Updated: Jun 5, 2018
John Murphy was visiting Hobart and the Bethlehem House on 28th July 2014. This is the largest centre for homeless men in Tasmania, providing crisis services and support for men aged twenty years and older, 24 hours a day.
It was here that John met Jeff Bendall, a case worker at Bethlehem House. John was not on any kind of benefits at the time, instead spending much of his day simply ‘surviving’. With Jeff’s assistance, John soon had access to regular meals, laundry and shower facilities, a lounge room and computers, which are all provided onsite. John began to discuss his skill set with Jeff, and soon after, another artistically inclined resident encouraged John to create a mural for the laundry room.
The mural began initially with a basic lighthouse concept in mind; however it developed considerably, coming to depict a beautiful scene featuring the Iron Pot, Hope Beach, Betsy Island and Bruny Island. Alongside these typically Tasmanian features, John added a seagull, some binoculars, a fence and a ladybug.
Visiting Hobart inside Bethlehem House
Jeff informed John that ladybug symbolises the passing of someone significant, and the fact that John had spontaneously featured one in his work revived a wave of philosophical thinking within him. For John, the mural began to engender feelings of hope and guidance and became a source of both comfort and purpose.
A couple of months later, Jeff’s sister Jane visited Bethlehem House and had a chance to view the finished mural. She began speaking with John and told him how she would love her passion for travel to be illustrated on the blank wall of her travel agency office. After giving him her card, she explained the concept of her charity, which gives mosquito nets and life straws to third world countries.
Soon after, John, who was sleeping in his car at the time, contacted Jane and suggested he complete the mural they had previously discussed. Jane’s charity work had provided food for thought, and he began working on his new project straight away. The mural took around a month to complete, and, displaying John’s interest, empathy and artistic talent, it featured an assortment of evocative scenes, including endangered animals and renowned worldwide destinations.
John visiting Hobart

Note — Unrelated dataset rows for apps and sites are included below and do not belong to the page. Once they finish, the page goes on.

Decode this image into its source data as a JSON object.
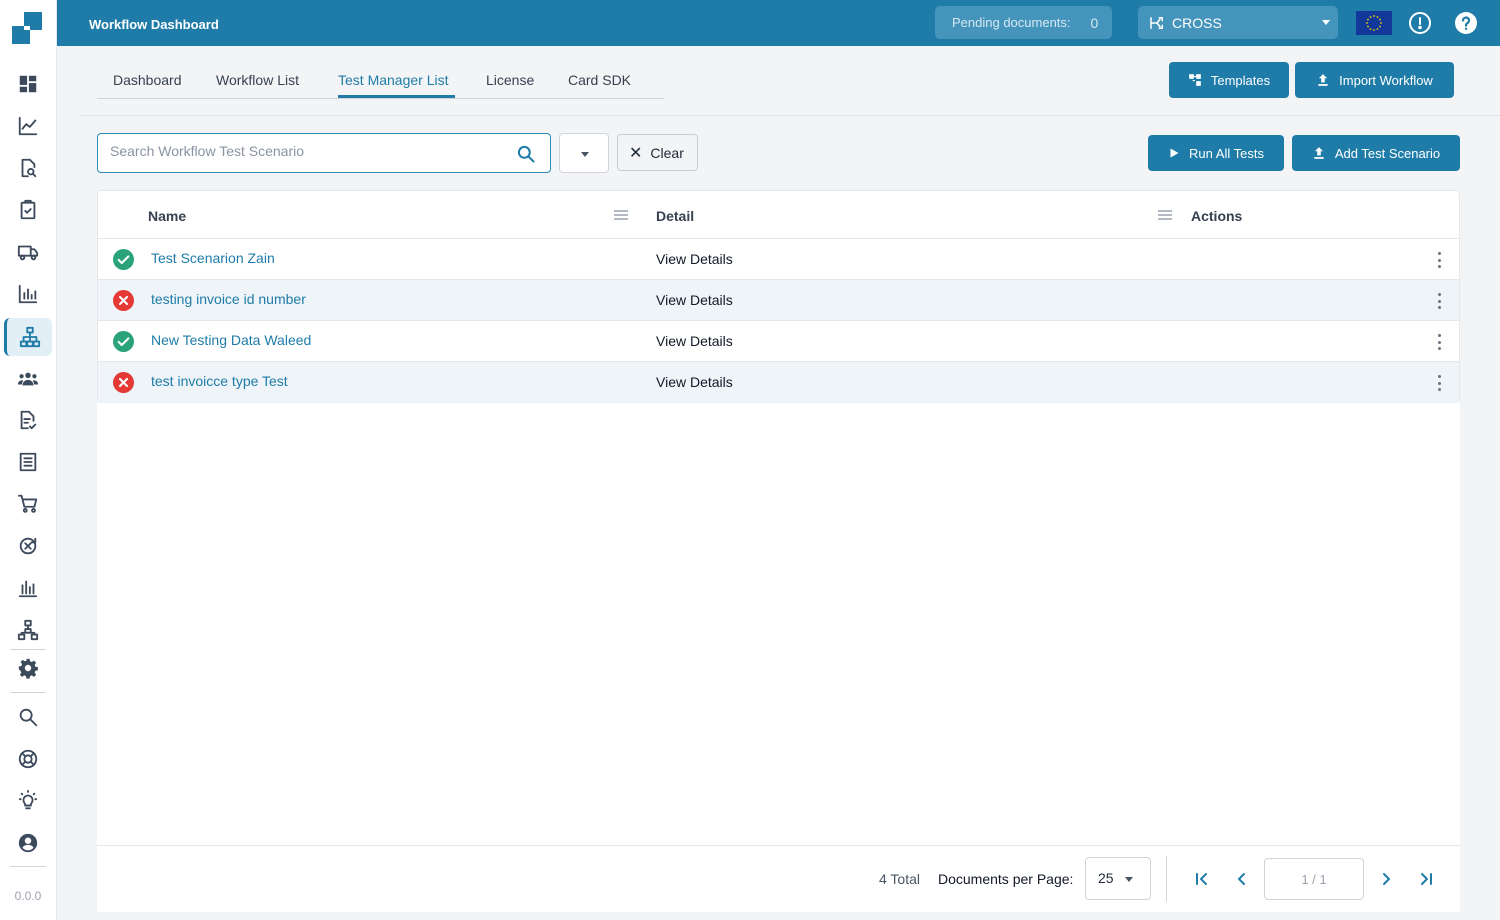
{
  "app": {
    "title": "Workflow Dashboard",
    "version": "0.0.0"
  },
  "topbar": {
    "pending_label": "Pending documents:",
    "pending_count": "0",
    "org": "CROSS",
    "flag": "eu-flag",
    "icons": [
      "alert-icon",
      "help-icon"
    ]
  },
  "sidebar": {
    "items": [
      {
        "icon": "dashboard-icon"
      },
      {
        "icon": "line-chart-icon"
      },
      {
        "icon": "document-search-icon"
      },
      {
        "icon": "clipboard-check-icon"
      },
      {
        "icon": "delivery-truck-icon"
      },
      {
        "icon": "bar-chart-icon"
      },
      {
        "icon": "workflow-hierarchy-icon",
        "active": true
      },
      {
        "icon": "users-group-icon"
      },
      {
        "icon": "document-check-icon"
      },
      {
        "icon": "list-document-icon"
      },
      {
        "icon": "shopping-cart-icon"
      },
      {
        "icon": "globe-sync-icon"
      },
      {
        "icon": "analytics-icon"
      },
      {
        "icon": "network-icon"
      },
      {
        "icon": "settings-icon"
      },
      {
        "icon": "search-icon"
      },
      {
        "icon": "support-icon"
      },
      {
        "icon": "lightbulb-icon"
      },
      {
        "icon": "account-icon"
      }
    ]
  },
  "tabs": [
    {
      "label": "Dashboard"
    },
    {
      "label": "Workflow List"
    },
    {
      "label": "Test Manager List",
      "active": true
    },
    {
      "label": "License"
    },
    {
      "label": "Card SDK"
    }
  ],
  "header_buttons": {
    "templates": "Templates",
    "import": "Import Workflow"
  },
  "search": {
    "placeholder": "Search Workflow Test Scenario",
    "value": ""
  },
  "clear_label": "Clear",
  "action_buttons": {
    "run_all": "Run All Tests",
    "add": "Add Test Scenario"
  },
  "table": {
    "columns": [
      "Name",
      "Detail",
      "Actions"
    ],
    "rows": [
      {
        "status": "passed",
        "name": "Test Scenarion Zain",
        "detail": "View Details"
      },
      {
        "status": "failed",
        "name": "testing invoice id number",
        "detail": "View Details"
      },
      {
        "status": "passed",
        "name": "New Testing Data Waleed",
        "detail": "View Details"
      },
      {
        "status": "failed",
        "name": "test invoicce type Test",
        "detail": "View Details"
      }
    ]
  },
  "footer": {
    "total": "4 Total",
    "per_page_label": "Documents per Page:",
    "per_page": "25",
    "page": "1 / 1"
  },
  "colors": {
    "primary": "#1f7ca8",
    "success": "#2aa37a",
    "error": "#e53935"
  }
}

Although they parted ways afterwards, John reached out to Jane to inform her that because of the opportunity he had been given, he felt he had returned to a straight and narrow path. Since working with Jane, he has been given job opportunities to do other murals, and has had consistent work with house painting.
John wanted to tell his story so that others would be inspired to seize opportunities as he had done, and to encourage others to remain hopeful in more difficult times.
John’s daughter, Anna Murphy – a graduate hairdresser – has particularly been affected by her father’s story. She recently made the decision to attend Bethlehem House in order to provide haircuts to the residents there who otherwise would not be able to afford this luxury. Grateful to Bethlehem House for assisting her father regain his lust for life, she will hone her hairdressing skills while helping the men to regain and retain a confident and positive self-image.
Homeless center in Hobart
When completing the mural on the wall of the Travel with a Cause office, one of the endangered animals that John chose to paint was a butterfly. The philosophy of Travel with a Cause is based on the Butterfly Effect; that one tiny act of goodness has the power to affect the lives of many, as a ripple effect is created. It would appear that John’s story is a perfect example of this in action, as one decision he made led first to a chance meeting, then an opportunity, followed by further prospects and the choice his daughter made to give back to the community.